Records for processing Start Marker

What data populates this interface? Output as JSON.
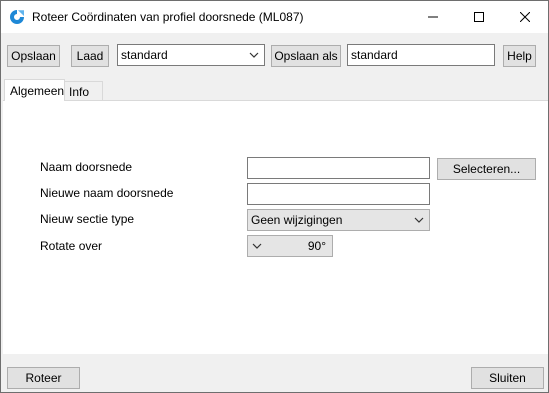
{
  "window": {
    "title": "Roteer Coördinaten van profiel doorsnede (ML087)",
    "icons": {
      "app": "app-logo-icon",
      "minimize": "minimize-icon",
      "maximize": "maximize-icon",
      "close": "close-icon"
    }
  },
  "toolbar": {
    "save_label": "Opslaan",
    "load_label": "Laad",
    "preset_value": "standard",
    "save_as_label": "Opslaan als",
    "save_as_value": "standard",
    "help_label": "Help"
  },
  "tabs": [
    {
      "label": "Algemeen",
      "active": true
    },
    {
      "label": "Info",
      "active": false
    }
  ],
  "form": {
    "section_name_label": "Naam doorsnede",
    "section_name_value": "",
    "select_label": "Selecteren...",
    "new_name_label": "Nieuwe naam doorsnede",
    "new_name_value": "",
    "section_type_label": "Nieuw sectie type",
    "section_type_value": "Geen wijzigingen",
    "rotate_label": "Rotate over",
    "rotate_value": "90°"
  },
  "footer": {
    "rotate_button": "Roteer",
    "close_button": "Sluiten"
  },
  "colors": {
    "app_icon": "#1e88d6",
    "button_face": "#e1e1e1",
    "window_bg": "#f0f0f0"
  }
}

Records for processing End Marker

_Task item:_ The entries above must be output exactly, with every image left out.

_Your response:_
What data populates this interface? Output as JSON.
{
  "window": {
    "title": "Roteer Coördinaten van profiel doorsnede (ML087)",
    "icons": {
      "app": "app-logo-icon",
      "minimize": "minimize-icon",
      "maximize": "maximize-icon",
      "close": "close-icon"
    }
  },
  "toolbar": {
    "save_label": "Opslaan",
    "load_label": "Laad",
    "preset_value": "standard",
    "save_as_label": "Opslaan als",
    "save_as_value": "standard",
    "help_label": "Help"
  },
  "tabs": [
    {
      "label": "Algemeen",
      "active": true
    },
    {
      "label": "Info",
      "active": false
    }
  ],
  "form": {
    "section_name_label": "Naam doorsnede",
    "section_name_value": "",
    "select_label": "Selecteren...",
    "new_name_label": "Nieuwe naam doorsnede",
    "new_name_value": "",
    "section_type_label": "Nieuw sectie type",
    "section_type_value": "Geen wijzigingen",
    "rotate_label": "Rotate over",
    "rotate_value": "90°"
  },
  "footer": {
    "rotate_button": "Roteer",
    "close_button": "Sluiten"
  },
  "colors": {
    "app_icon": "#1e88d6",
    "button_face": "#e1e1e1",
    "window_bg": "#f0f0f0"
  }
}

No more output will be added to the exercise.